(Beginning of Information shown)
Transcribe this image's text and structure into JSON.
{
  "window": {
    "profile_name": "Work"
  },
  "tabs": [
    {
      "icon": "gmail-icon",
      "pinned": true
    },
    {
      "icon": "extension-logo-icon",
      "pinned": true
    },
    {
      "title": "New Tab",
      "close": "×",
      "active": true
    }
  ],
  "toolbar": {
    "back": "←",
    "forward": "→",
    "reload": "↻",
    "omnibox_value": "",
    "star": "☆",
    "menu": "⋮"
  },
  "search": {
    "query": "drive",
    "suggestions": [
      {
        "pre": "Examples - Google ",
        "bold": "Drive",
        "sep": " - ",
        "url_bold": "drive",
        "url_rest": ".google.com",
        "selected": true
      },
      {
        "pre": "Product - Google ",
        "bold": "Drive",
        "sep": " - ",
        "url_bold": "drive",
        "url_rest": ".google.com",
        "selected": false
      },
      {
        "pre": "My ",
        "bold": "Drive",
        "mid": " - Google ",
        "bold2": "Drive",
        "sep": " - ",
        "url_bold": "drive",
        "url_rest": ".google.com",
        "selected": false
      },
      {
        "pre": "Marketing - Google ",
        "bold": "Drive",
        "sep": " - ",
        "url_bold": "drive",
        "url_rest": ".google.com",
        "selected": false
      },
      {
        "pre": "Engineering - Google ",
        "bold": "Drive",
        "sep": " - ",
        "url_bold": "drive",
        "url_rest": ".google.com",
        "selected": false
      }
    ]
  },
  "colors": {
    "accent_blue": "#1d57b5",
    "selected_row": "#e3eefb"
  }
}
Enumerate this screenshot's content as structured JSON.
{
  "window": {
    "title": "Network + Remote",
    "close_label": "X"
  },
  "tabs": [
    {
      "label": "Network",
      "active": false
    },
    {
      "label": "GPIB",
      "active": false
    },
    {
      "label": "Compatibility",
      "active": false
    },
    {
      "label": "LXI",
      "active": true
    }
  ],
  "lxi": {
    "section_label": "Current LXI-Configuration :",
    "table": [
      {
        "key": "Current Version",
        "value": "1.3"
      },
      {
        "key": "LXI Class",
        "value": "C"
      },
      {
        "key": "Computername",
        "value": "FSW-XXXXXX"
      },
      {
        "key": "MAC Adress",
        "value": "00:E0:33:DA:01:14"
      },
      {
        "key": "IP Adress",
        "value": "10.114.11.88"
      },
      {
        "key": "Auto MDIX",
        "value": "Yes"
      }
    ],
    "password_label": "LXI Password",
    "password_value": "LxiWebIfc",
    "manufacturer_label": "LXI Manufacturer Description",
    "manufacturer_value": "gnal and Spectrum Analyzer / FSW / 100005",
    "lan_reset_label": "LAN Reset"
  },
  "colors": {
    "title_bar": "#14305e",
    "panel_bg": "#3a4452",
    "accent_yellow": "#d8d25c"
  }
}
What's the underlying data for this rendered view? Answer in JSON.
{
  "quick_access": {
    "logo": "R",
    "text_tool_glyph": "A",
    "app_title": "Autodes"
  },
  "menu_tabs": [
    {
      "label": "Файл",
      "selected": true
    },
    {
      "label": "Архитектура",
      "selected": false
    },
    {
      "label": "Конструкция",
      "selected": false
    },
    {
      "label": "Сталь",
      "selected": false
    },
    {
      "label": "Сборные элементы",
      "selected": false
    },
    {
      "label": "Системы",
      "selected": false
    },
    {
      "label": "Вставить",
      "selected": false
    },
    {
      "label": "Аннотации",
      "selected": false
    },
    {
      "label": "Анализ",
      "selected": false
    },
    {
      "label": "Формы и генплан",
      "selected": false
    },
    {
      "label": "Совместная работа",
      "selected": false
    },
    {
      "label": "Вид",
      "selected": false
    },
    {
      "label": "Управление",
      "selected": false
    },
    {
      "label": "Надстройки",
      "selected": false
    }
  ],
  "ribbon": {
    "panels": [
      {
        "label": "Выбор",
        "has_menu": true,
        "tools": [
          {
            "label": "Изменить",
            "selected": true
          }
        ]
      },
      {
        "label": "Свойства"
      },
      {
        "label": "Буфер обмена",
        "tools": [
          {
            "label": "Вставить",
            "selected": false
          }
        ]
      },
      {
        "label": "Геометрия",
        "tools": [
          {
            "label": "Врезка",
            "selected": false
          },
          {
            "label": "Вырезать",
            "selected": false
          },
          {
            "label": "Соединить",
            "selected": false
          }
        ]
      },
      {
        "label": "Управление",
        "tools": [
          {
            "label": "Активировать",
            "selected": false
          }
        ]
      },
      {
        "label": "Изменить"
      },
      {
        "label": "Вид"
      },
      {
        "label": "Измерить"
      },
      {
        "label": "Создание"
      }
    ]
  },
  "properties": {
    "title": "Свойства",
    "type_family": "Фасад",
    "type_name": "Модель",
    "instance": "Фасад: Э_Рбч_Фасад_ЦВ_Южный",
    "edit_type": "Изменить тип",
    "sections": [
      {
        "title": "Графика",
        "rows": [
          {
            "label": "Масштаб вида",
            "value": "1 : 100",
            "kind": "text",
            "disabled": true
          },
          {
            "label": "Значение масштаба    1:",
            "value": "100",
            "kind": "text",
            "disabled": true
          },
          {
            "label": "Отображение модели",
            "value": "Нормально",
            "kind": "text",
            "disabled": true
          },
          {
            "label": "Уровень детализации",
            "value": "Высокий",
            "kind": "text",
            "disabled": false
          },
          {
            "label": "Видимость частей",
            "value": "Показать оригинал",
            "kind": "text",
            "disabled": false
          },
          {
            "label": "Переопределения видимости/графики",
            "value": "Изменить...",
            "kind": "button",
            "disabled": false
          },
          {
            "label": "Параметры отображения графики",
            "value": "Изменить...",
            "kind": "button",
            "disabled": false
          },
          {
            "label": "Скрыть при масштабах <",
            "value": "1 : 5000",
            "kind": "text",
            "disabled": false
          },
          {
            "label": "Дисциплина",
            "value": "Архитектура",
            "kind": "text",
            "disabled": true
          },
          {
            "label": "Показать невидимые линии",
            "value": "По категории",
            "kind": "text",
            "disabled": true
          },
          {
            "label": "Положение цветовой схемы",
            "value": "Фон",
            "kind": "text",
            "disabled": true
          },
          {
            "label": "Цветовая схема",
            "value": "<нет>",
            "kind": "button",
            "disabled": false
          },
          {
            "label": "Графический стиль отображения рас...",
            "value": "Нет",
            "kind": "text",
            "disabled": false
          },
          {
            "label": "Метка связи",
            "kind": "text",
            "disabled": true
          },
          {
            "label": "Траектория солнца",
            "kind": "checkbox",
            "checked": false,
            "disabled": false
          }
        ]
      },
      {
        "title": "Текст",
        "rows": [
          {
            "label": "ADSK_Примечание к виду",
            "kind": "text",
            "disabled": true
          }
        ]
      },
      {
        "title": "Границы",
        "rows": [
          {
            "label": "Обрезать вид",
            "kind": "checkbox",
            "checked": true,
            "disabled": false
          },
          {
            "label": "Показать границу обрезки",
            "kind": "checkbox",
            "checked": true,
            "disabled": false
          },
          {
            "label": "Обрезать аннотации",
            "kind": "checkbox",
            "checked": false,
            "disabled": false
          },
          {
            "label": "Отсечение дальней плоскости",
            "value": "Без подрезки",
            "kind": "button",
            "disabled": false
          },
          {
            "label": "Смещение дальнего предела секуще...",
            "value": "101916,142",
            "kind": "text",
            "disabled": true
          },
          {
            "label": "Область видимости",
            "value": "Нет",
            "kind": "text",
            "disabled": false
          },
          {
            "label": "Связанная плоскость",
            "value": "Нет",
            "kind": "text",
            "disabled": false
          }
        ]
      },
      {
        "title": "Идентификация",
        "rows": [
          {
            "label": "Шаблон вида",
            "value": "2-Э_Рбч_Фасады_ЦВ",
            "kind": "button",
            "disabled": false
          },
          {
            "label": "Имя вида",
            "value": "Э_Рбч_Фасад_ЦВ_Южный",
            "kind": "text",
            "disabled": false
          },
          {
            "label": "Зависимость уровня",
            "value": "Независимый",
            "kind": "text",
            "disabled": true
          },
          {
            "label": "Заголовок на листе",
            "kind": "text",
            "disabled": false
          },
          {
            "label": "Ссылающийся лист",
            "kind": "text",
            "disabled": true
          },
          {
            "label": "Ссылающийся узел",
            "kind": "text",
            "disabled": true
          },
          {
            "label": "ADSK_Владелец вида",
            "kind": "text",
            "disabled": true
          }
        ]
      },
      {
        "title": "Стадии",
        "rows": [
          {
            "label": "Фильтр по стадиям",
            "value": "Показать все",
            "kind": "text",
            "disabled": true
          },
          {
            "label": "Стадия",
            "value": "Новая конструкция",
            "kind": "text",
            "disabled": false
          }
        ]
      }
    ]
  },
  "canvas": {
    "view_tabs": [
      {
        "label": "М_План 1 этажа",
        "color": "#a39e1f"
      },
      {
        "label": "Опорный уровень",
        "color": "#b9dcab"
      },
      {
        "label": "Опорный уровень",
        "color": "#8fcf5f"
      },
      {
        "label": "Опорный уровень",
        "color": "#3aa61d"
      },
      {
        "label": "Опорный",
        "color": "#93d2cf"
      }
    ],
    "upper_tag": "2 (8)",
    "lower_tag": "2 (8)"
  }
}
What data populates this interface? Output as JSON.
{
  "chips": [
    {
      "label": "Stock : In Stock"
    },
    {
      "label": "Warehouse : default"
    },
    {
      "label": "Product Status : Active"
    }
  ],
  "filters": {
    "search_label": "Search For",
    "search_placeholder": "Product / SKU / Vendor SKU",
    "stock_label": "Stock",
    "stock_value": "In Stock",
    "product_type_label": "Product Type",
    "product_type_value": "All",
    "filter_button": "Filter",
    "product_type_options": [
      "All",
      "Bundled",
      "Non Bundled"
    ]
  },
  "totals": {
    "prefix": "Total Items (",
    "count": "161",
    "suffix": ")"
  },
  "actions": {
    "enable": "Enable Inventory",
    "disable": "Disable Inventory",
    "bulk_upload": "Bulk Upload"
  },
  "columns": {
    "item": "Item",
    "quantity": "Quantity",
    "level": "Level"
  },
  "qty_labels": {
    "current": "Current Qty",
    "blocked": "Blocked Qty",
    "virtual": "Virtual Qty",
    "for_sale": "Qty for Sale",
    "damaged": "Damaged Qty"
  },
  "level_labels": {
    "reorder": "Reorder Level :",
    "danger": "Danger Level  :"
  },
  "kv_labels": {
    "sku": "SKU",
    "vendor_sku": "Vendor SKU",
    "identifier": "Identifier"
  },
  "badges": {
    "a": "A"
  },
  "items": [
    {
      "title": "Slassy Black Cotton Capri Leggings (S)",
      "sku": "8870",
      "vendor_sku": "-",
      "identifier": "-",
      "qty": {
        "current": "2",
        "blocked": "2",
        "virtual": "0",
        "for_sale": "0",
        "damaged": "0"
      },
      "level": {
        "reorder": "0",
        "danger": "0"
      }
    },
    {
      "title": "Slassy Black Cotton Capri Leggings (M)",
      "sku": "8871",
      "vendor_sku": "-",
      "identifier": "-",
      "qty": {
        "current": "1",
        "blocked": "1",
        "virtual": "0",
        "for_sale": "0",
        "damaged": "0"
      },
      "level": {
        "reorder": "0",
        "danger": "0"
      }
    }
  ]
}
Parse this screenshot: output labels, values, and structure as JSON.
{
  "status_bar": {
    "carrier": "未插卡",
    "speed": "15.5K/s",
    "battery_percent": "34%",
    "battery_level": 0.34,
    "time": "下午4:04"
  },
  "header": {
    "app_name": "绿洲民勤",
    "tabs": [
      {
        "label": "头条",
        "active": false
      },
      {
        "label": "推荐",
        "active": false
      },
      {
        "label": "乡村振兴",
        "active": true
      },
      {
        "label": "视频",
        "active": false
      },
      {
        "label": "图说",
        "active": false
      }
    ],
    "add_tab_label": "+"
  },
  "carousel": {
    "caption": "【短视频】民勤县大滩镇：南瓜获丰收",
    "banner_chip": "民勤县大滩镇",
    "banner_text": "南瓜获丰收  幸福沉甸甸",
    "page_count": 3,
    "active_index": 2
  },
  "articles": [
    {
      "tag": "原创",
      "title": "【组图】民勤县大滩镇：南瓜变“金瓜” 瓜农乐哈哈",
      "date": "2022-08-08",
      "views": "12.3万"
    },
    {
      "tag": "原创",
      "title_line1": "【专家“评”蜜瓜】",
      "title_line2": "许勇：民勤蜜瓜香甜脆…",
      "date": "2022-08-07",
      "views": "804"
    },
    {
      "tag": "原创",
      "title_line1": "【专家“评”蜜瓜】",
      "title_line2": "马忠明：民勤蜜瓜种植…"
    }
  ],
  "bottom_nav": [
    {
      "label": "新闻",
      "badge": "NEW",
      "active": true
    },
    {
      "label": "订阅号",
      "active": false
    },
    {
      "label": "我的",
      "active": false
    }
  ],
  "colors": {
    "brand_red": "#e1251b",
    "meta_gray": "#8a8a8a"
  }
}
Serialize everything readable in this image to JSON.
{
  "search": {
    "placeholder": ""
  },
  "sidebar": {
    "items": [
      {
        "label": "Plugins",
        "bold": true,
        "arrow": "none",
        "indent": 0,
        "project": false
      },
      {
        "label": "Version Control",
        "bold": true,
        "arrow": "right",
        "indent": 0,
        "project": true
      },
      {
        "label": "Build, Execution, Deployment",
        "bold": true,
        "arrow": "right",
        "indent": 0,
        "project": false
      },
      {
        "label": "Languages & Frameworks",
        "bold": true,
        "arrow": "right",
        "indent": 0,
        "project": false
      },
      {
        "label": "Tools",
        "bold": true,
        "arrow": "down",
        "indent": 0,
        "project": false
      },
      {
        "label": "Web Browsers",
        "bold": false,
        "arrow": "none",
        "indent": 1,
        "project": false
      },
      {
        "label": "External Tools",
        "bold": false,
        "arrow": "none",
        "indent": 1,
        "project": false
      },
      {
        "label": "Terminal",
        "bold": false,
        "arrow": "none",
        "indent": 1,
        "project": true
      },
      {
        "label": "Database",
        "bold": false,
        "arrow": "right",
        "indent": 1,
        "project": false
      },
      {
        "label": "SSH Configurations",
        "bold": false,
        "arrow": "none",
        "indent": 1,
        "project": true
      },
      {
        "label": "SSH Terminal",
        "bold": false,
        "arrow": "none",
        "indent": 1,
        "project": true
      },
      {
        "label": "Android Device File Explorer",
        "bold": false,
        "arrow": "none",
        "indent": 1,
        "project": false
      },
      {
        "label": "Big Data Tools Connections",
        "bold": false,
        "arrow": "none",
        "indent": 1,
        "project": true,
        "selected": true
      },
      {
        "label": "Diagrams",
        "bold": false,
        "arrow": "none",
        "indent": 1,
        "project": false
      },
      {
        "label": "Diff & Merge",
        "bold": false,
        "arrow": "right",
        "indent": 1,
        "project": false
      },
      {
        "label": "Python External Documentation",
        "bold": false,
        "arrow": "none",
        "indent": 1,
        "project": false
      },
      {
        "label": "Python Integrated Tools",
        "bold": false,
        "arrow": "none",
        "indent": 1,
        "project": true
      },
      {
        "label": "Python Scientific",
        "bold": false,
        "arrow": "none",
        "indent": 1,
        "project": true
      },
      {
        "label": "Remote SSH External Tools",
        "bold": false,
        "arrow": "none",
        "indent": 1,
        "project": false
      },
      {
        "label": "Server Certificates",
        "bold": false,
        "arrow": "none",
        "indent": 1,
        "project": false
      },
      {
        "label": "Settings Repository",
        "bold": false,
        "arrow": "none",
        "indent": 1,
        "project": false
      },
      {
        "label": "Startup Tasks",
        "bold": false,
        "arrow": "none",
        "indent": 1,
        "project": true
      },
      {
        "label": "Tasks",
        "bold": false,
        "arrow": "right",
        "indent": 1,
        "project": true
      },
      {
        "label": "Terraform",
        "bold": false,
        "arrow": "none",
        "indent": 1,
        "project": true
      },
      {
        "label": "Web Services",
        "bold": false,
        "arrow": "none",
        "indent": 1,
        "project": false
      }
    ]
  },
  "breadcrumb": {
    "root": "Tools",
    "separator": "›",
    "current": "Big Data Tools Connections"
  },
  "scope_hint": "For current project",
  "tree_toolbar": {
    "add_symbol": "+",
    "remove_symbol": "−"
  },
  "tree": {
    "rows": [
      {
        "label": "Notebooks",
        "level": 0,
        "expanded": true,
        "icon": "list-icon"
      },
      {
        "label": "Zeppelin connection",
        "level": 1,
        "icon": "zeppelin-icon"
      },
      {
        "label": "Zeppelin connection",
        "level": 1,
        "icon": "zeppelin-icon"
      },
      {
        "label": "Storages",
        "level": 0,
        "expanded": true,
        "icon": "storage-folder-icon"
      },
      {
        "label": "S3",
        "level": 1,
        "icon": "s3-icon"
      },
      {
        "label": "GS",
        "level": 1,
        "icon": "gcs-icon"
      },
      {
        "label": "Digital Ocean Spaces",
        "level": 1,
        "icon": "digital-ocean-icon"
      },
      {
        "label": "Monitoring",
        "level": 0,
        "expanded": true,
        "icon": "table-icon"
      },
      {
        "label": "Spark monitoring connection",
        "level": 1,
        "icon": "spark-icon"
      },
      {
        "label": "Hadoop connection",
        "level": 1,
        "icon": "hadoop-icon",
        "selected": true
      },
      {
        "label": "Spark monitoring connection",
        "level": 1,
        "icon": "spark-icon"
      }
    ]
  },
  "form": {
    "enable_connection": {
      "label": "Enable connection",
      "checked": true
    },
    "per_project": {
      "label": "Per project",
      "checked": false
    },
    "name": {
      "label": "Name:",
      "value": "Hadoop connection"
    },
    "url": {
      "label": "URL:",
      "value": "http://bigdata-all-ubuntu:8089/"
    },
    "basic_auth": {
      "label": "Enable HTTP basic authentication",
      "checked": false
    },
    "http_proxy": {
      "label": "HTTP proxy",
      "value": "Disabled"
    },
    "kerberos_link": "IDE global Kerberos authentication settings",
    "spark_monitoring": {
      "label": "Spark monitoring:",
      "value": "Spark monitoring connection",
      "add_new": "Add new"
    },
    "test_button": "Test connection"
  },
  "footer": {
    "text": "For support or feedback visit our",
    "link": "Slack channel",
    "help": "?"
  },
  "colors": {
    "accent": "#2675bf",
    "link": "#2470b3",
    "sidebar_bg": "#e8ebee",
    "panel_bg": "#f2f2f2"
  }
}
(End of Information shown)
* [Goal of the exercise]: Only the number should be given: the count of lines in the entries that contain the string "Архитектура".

* [Answer section]: 2